===== RECORDS FOR THE TASK
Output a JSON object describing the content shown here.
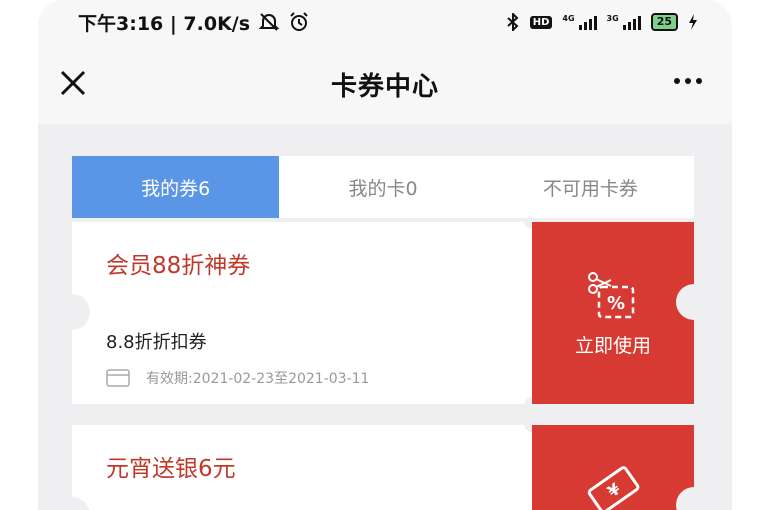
{
  "status_bar": {
    "time_and_speed": "下午3:16 | 7.0K/s",
    "hd_badge": "HD",
    "signal_1_label": "4G",
    "signal_2_label": "3G",
    "battery": "25"
  },
  "nav": {
    "title": "卡券中心"
  },
  "tabs": [
    {
      "label": "我的券6",
      "active": true
    },
    {
      "label": "我的卡0",
      "active": false
    },
    {
      "label": "不可用卡券",
      "active": false
    }
  ],
  "coupons": [
    {
      "title": "会员88折神券",
      "description": "8.8折折扣券",
      "validity": "有效期:2021-02-23至2021-03-11",
      "action_label": "立即使用",
      "icon": "scissors-percent-icon"
    },
    {
      "title": "元宵送银6元",
      "icon": "ticket-icon"
    }
  ],
  "colors": {
    "accent_blue": "#5a95e6",
    "coupon_red": "#d63a32",
    "title_red": "#c0392b"
  }
}
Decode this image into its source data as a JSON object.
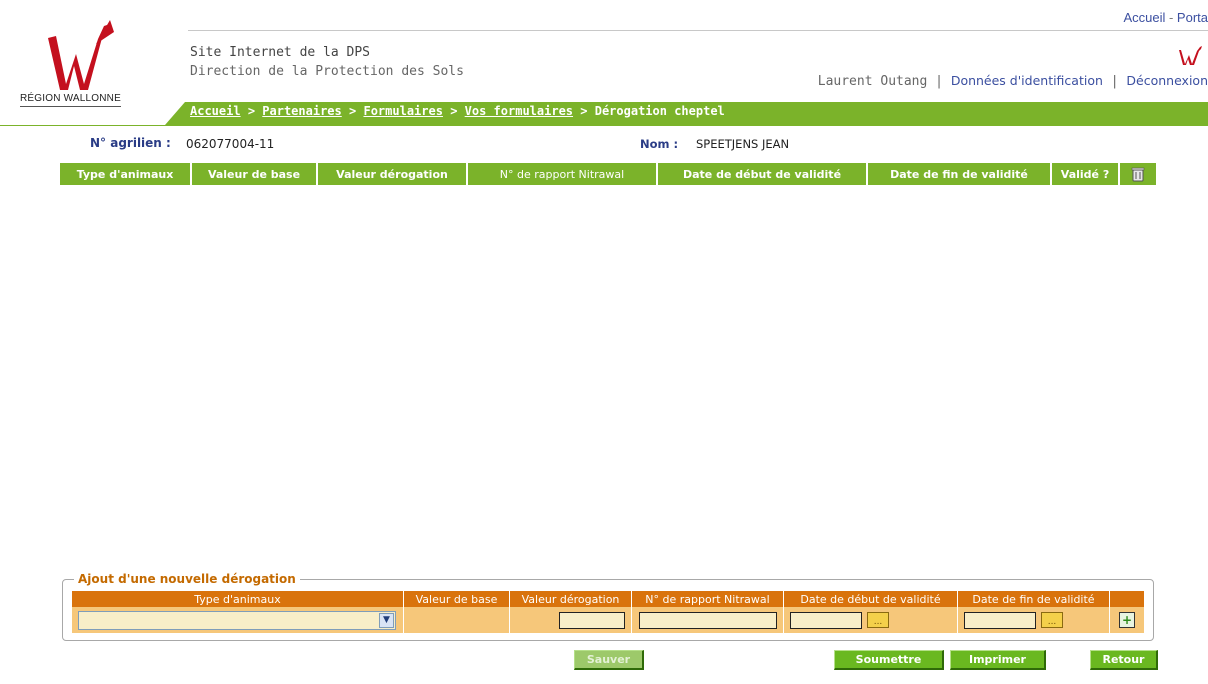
{
  "header": {
    "region_label": "RÉGION WALLONNE",
    "site_title": "Site Internet de la DPS",
    "site_subtitle": "Direction de la Protection des Sols",
    "top_links": {
      "home": "Accueil",
      "separator": " - ",
      "portal": "Porta"
    },
    "user_name": "Laurent Outang",
    "user_links": {
      "identification": "Données d'identification",
      "logout": "Déconnexion"
    },
    "brand_color": "#7bb32a",
    "accent_color": "#d9730c"
  },
  "breadcrumb": {
    "items": [
      "Accueil",
      "Partenaires",
      "Formulaires",
      "Vos formulaires"
    ],
    "separator": ">",
    "current": "Dérogation cheptel"
  },
  "info": {
    "agrilien_label": "N° agrilien :",
    "agrilien_value": "062077004-11",
    "nom_label": "Nom :",
    "nom_value": "SPEETJENS JEAN"
  },
  "main_table": {
    "columns": [
      "Type d'animaux",
      "Valeur de base",
      "Valeur dérogation",
      "N° de rapport Nitrawal",
      "Date de début de validité",
      "Date de fin de validité",
      "Validé ?"
    ],
    "trash_icon": "trash-icon",
    "rows": []
  },
  "add_form": {
    "legend": "Ajout d'une nouvelle dérogation",
    "columns": [
      "Type d'animaux",
      "Valeur de base",
      "Valeur dérogation",
      "N° de rapport Nitrawal",
      "Date de début de validité",
      "Date de fin de validité"
    ],
    "type_value": "",
    "calendar_glyph": "...",
    "add_icon": "plus-icon"
  },
  "buttons": {
    "save": "Sauver",
    "submit": "Soumettre",
    "print": "Imprimer",
    "back": "Retour"
  }
}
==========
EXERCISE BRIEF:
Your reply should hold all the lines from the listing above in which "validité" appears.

OUTPUT OF THE EXERCISE:
      "Date de début de validité",
      "Date de fin de validité",
      "Date de début de validité",
      "Date de fin de validité"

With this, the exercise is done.